_Instructions for the task_: The records below are to be restated word for word, with their images omitted.

_Provided records_:
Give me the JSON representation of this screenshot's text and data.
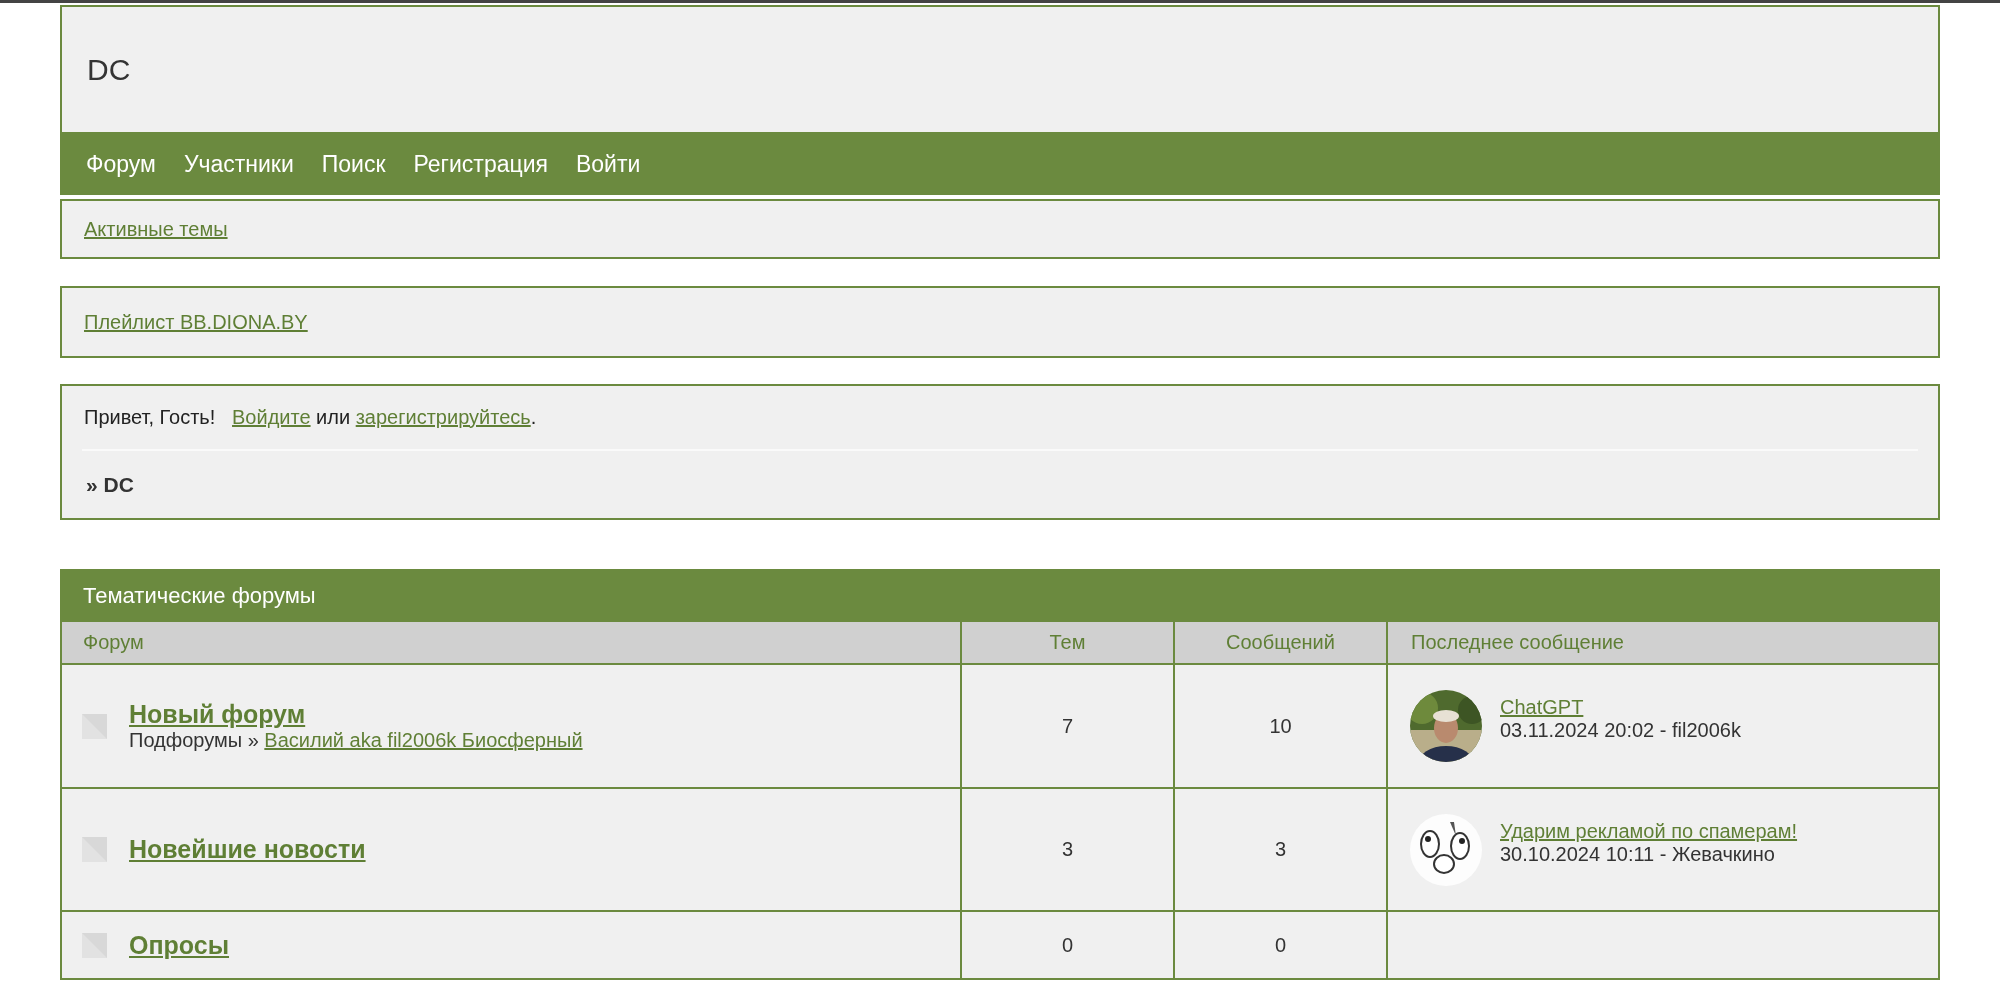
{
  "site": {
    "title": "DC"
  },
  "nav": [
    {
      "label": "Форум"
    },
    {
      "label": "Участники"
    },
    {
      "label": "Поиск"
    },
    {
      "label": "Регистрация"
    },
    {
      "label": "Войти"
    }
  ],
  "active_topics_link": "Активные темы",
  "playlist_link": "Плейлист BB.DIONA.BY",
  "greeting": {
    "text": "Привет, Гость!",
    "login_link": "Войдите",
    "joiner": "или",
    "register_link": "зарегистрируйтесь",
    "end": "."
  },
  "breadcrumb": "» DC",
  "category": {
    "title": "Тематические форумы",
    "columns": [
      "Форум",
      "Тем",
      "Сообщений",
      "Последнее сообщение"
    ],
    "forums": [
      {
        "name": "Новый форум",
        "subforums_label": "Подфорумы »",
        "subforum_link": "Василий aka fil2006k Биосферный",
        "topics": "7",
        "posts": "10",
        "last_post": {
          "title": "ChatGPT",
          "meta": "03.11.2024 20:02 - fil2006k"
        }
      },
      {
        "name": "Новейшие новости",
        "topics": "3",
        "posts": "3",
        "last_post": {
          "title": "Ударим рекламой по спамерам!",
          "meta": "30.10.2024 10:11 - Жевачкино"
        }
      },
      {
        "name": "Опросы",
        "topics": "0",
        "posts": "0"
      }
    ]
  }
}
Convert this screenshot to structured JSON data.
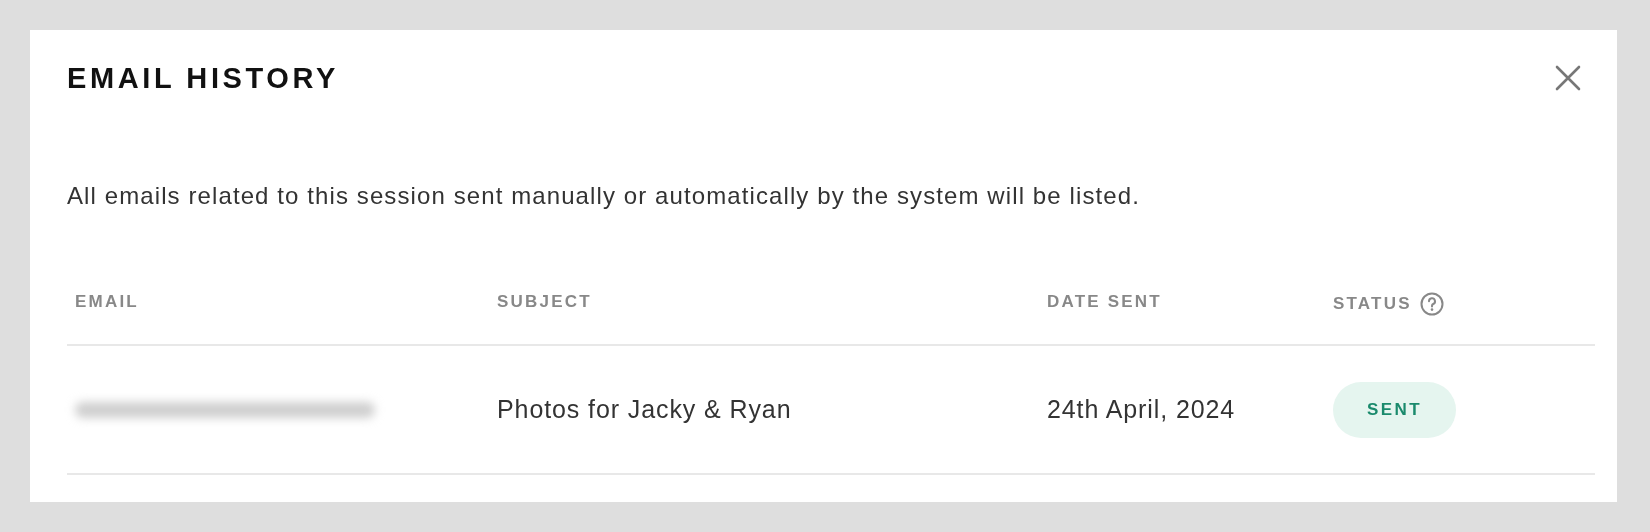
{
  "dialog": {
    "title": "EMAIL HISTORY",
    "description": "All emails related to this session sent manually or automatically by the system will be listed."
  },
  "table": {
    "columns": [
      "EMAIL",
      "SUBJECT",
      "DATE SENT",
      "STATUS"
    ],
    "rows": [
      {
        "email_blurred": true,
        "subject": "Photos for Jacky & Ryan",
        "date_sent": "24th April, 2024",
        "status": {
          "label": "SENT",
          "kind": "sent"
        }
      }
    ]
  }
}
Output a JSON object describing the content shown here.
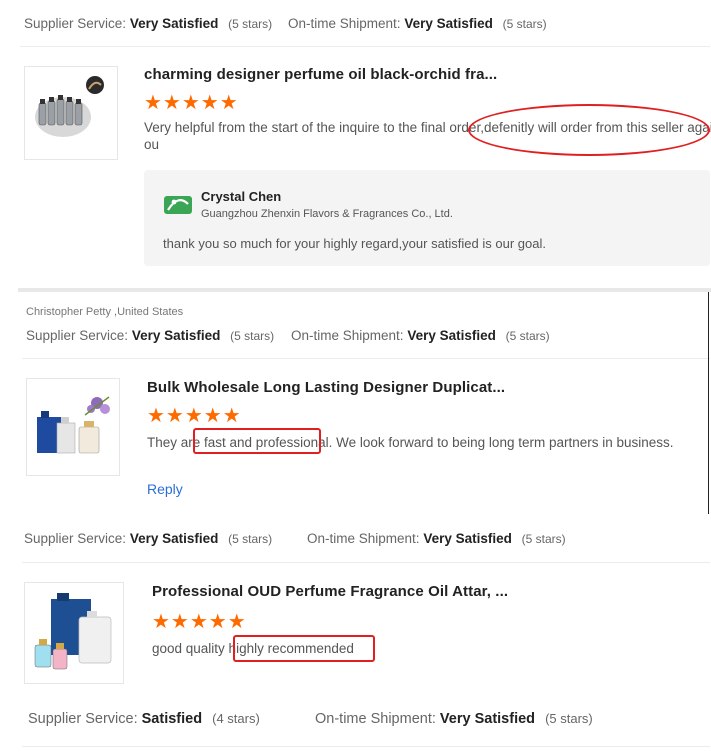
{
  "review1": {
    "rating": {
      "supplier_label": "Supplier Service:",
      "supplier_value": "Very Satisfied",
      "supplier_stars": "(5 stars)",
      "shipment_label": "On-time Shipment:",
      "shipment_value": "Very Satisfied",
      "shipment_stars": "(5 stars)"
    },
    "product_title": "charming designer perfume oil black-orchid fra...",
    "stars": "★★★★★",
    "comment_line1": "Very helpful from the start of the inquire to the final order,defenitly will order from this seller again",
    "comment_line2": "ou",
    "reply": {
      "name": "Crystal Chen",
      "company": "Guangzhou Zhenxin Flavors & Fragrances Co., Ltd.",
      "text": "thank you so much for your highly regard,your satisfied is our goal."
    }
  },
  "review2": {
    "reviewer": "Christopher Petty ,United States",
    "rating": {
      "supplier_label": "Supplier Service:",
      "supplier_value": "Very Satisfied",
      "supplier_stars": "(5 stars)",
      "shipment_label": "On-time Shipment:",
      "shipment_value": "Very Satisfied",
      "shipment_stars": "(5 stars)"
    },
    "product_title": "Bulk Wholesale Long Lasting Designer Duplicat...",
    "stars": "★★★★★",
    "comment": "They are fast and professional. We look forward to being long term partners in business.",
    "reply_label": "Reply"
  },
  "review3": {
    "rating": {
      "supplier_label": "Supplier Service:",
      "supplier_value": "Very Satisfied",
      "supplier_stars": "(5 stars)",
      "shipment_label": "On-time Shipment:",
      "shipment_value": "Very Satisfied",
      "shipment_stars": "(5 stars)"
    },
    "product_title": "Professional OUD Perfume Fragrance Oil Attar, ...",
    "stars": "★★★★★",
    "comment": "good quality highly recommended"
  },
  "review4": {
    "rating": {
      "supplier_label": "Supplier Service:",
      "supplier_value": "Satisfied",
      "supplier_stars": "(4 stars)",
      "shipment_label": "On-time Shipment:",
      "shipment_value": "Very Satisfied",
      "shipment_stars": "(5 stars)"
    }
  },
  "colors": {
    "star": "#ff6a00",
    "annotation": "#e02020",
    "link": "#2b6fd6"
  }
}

_Result for this task_:
Give me the JSON representation of this screenshot's text and data.
{
  "site": {
    "title": "DC"
  },
  "nav": [
    {
      "label": "Форум"
    },
    {
      "label": "Участники"
    },
    {
      "label": "Поиск"
    },
    {
      "label": "Регистрация"
    },
    {
      "label": "Войти"
    }
  ],
  "active_topics_link": "Активные темы",
  "playlist_link": "Плейлист BB.DIONA.BY",
  "greeting": {
    "text": "Привет, Гость!",
    "login_link": "Войдите",
    "joiner": "или",
    "register_link": "зарегистрируйтесь",
    "end": "."
  },
  "breadcrumb": "» DC",
  "category": {
    "title": "Тематические форумы",
    "columns": [
      "Форум",
      "Тем",
      "Сообщений",
      "Последнее сообщение"
    ],
    "forums": [
      {
        "name": "Новый форум",
        "subforums_label": "Подфорумы »",
        "subforum_link": "Василий aka fil2006k Биосферный",
        "topics": "7",
        "posts": "10",
        "last_post": {
          "title": "ChatGPT",
          "meta": "03.11.2024 20:02 - fil2006k"
        }
      },
      {
        "name": "Новейшие новости",
        "topics": "3",
        "posts": "3",
        "last_post": {
          "title": "Ударим рекламой по спамерам!",
          "meta": "30.10.2024 10:11 - Жевачкино"
        }
      },
      {
        "name": "Опросы",
        "topics": "0",
        "posts": "0"
      }
    ]
  }
}
Convert this screenshot to structured JSON data.
{
  "dialog": {
    "title": "EMAIL HISTORY",
    "description": "All emails related to this session sent manually or automatically by the system will be listed."
  },
  "table": {
    "columns": [
      "EMAIL",
      "SUBJECT",
      "DATE SENT",
      "STATUS"
    ],
    "rows": [
      {
        "email_blurred": true,
        "subject": "Photos for Jacky & Ryan",
        "date_sent": "24th April, 2024",
        "status": {
          "label": "SENT",
          "kind": "sent"
        }
      }
    ]
  }
}
Output a JSON object describing the content shown here.
{
  "review1": {
    "rating": {
      "supplier_label": "Supplier Service:",
      "supplier_value": "Very Satisfied",
      "supplier_stars": "(5 stars)",
      "shipment_label": "On-time Shipment:",
      "shipment_value": "Very Satisfied",
      "shipment_stars": "(5 stars)"
    },
    "product_title": "charming designer perfume oil black-orchid fra...",
    "stars": "★★★★★",
    "comment_line1": "Very helpful from the start of the inquire to the final order,defenitly will order from this seller again",
    "comment_line2": "ou",
    "reply": {
      "name": "Crystal Chen",
      "company": "Guangzhou Zhenxin Flavors & Fragrances Co., Ltd.",
      "text": "thank you so much for your highly regard,your satisfied is our goal."
    }
  },
  "review2": {
    "reviewer": "Christopher Petty ,United States",
    "rating": {
      "supplier_label": "Supplier Service:",
      "supplier_value": "Very Satisfied",
      "supplier_stars": "(5 stars)",
      "shipment_label": "On-time Shipment:",
      "shipment_value": "Very Satisfied",
      "shipment_stars": "(5 stars)"
    },
    "product_title": "Bulk Wholesale Long Lasting Designer Duplicat...",
    "stars": "★★★★★",
    "comment": "They are fast and professional. We look forward to being long term partners in business.",
    "reply_label": "Reply"
  },
  "review3": {
    "rating": {
      "supplier_label": "Supplier Service:",
      "supplier_value": "Very Satisfied",
      "supplier_stars": "(5 stars)",
      "shipment_label": "On-time Shipment:",
      "shipment_value": "Very Satisfied",
      "shipment_stars": "(5 stars)"
    },
    "product_title": "Professional OUD Perfume Fragrance Oil Attar, ...",
    "stars": "★★★★★",
    "comment": "good quality highly recommended"
  },
  "review4": {
    "rating": {
      "supplier_label": "Supplier Service:",
      "supplier_value": "Satisfied",
      "supplier_stars": "(4 stars)",
      "shipment_label": "On-time Shipment:",
      "shipment_value": "Very Satisfied",
      "shipment_stars": "(5 stars)"
    }
  },
  "colors": {
    "star": "#ff6a00",
    "annotation": "#e02020",
    "link": "#2b6fd6"
  }
}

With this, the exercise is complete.